Though Green is being required to enter therapy, it’s unclear what the metric is for a healed Green. Is it Green never getting into a physical altercation on the court? If he does, will there just be more punishment? More therapy? This is where a league that is touting the idea of rehabilitation leaves too much ambiguity in articulating exactly how that works.

The NBA, in creating a punishment-based facsimile of a real-world criminal justice system, is also ill-equipped to truly rehabilitate anyone, especially if that rehabilitation goes hand in hand with often arbitrary punishments. The only thing punishment truly ensures is that someone works harder to not get caught. Morant’s punishment won’t stop him from being reckless with guns. They’ll just stop him from being reckless with guns on social media without anyone really knowing if he’s changed his actions in private.

Memphis Grizzlies guard Ja Morant (left) goes to the basket during the game against San Antonio Spurs center Victor Wembanyama (right) at FedExForum on Jan. 2 in Memphis.

Justin Ford/Getty Images

If we want Morant to make some grand evolution in his relationship to guns as a whole, that’s a totally different demand and one neither the NBA nor, quite frankly, anyone in America, is equipped to undertake. More than 40,000 people died from gun violence in America in 2023 and there are nearly two mass shootings a day. And yet, fanaticism over guns in America is unwavering. It’s hypocritical to expect any change in behavior with guns from one man in a country where no one is required to change their behaviors with guns in any meaningful way.
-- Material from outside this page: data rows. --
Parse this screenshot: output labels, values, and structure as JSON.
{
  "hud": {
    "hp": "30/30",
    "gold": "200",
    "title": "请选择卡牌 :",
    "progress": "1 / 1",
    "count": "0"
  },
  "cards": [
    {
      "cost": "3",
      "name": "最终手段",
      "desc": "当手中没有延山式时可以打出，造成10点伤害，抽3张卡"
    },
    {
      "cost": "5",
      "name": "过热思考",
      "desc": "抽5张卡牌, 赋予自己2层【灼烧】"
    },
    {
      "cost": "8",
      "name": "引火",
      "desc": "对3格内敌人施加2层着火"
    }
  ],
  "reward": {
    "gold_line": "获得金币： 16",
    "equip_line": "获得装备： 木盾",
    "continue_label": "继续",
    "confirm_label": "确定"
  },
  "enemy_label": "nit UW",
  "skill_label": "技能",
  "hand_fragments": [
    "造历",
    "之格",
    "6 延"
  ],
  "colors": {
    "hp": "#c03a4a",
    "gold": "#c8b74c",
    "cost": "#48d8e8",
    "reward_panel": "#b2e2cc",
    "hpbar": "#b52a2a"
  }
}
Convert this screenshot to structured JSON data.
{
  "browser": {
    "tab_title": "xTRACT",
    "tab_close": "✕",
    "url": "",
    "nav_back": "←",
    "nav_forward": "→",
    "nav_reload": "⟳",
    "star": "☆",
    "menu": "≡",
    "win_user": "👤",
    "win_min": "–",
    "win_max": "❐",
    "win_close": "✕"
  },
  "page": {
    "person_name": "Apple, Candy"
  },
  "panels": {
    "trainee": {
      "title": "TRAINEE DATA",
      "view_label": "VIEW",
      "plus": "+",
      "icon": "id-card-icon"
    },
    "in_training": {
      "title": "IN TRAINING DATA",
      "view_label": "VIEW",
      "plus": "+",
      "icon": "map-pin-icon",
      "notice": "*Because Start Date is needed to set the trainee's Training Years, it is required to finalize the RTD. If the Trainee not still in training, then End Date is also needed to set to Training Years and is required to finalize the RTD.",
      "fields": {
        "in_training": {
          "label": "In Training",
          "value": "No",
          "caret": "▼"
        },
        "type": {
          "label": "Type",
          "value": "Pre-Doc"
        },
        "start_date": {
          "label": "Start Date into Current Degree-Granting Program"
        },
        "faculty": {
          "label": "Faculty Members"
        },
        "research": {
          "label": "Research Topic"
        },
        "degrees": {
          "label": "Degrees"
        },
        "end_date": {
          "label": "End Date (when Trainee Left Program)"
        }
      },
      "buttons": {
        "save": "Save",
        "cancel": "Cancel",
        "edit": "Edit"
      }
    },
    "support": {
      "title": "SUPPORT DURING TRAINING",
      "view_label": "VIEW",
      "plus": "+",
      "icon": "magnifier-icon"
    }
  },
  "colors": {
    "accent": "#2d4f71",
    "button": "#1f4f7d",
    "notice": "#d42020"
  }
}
It just feels unreasonable to ask someone not to love and want to be around guns as much as possible in a country that celebrates gun ownership and a love of firearms. Which brings us back to the “Rock Ya Hips” dance. It’s easier to be outraged about pantomimed gun gestures and not interrogate the cultural and nationwide infatuation with guns that can make it incredibly difficult for a guy like Morant to disentangle his love of firearms from his daily life.

In July, Silver spoke of the urgency about Morant’s suspension: “I also feel particularly around guns and the gun violence we’re seeing among young people in our society that this is something we have to take incredibly seriously.” If that is the goal, though, it would take much more than six months of therapy to fix. Like Silver, I want Morant to be as responsible as possible with his guns. I’m not sure, though, that the NBA’s metric for that responsibility goes much further than Morant keeping them off of social media and keeping the NBA out of a controversy that involves a Black man and a gun.

When the NBA combines punishment with the messaging of rehabilitation, it only opens itself up to more scrutiny. If the NBA is simply doling out suspensions for how players are making the league look and preserving its image, that’s one thing — and totally justifiable. Just don’t pretend to be prioritizing actual healing for players when there isn’t any true apparatus to help make sure that happens.

David Dennis Jr. is a senior writer at Andscape and an American Mosaic Journalism Prize recipient. His book, The Movement Made Us, will be released in 2022. David is a graduate of Davidson College.